Step 5: Prime for the second time
Once you switch on power and restore electricity, then the pump should start working immediately. At this stage, you should pay attention to the water pressure gauge located on the pump. The pressure should immediately jump from zero and register a consistent pressure climb. This is the first indicator that the priming was done efficiently. Next, you should hear the rather loud sound emitted by your plump getting muffled quickly as water pressure fills your entire system. If the two indicators fail to occur, or should they just last for a short period before you suddenly lose pressure, then you need to prime again. All you have to do is repeat step 4 once more and it should take you only a few minutes to do so. When it comes to priming, you may just have to do two or more times before the entire process becomes successful. This is because getting sufficient water in your system may take a few tries but eventually you will be able to overcome this problem.
Most people prime the first time and give up before doing it the second or third time. Some even call professionals thinking their pump is faulty when this is not the case. In my experience, I have always primed my water pump at least twice before registering a success. This is especially true when you stayed for a long period before using your pump, for example, if you went for a month-long vacation.
Step 6: Flush and fill
When you finally get the proper inground water pressure back, it is important that you open a tap in your home and let water flow freely for a couple of minutes. The importance of doing this is to ensure that all bacteria and potential impurities that may have entered your water system during priming are flushed out of your system completely.

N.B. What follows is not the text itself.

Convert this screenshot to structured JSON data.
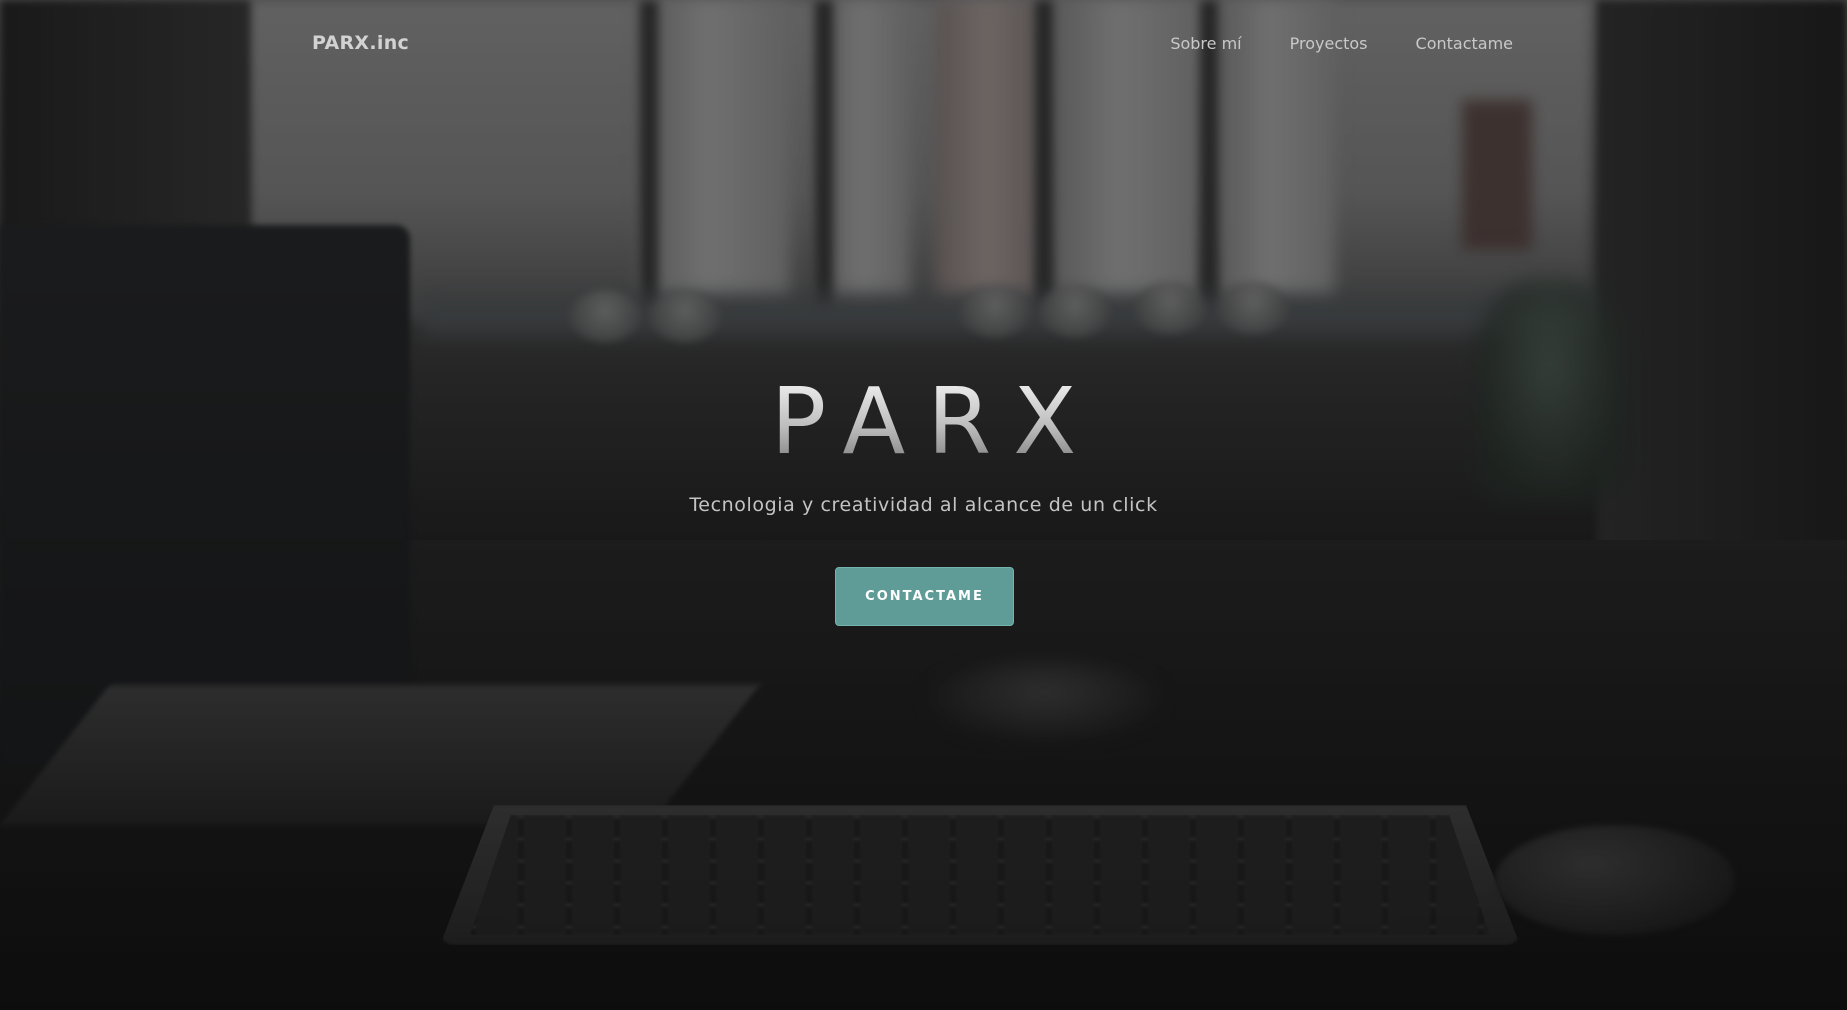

This stage is often omitted by people during priming and yet it is truly vital. There are a lot of bacteria and impurities that may have entered your system while you were priming your pump. These bacteria may cause illness to both you and the entire household especially if you have small children. Let the water run out for just a few moments to ensure your water system is back as it was initially. Since water is considered as a scarce resource, please do not let it run for a long period before closing the taps.
Now you need to fill the containers you used during priming with water and seal them tightly. This will ensure that when you need to prime your water pump again, you will have the priming water on the ready. Store these containers somewhere near your pump because you are going to need them in the future.
When it comes to priming, you need to understand that you can do it by yourself and that it will take you several tries. Once you fully understand how to prime a water pump, do be embarrassed to do it a couple of times before it works. This is pretty normal and does not indicate any sign of poor workmanship. Just follow this step by step tutorial properly and you will be able to prime your water pump quickly and effectively. Also, understand that priming your water pump is not a one-time thing and you will need to do it later on in the future.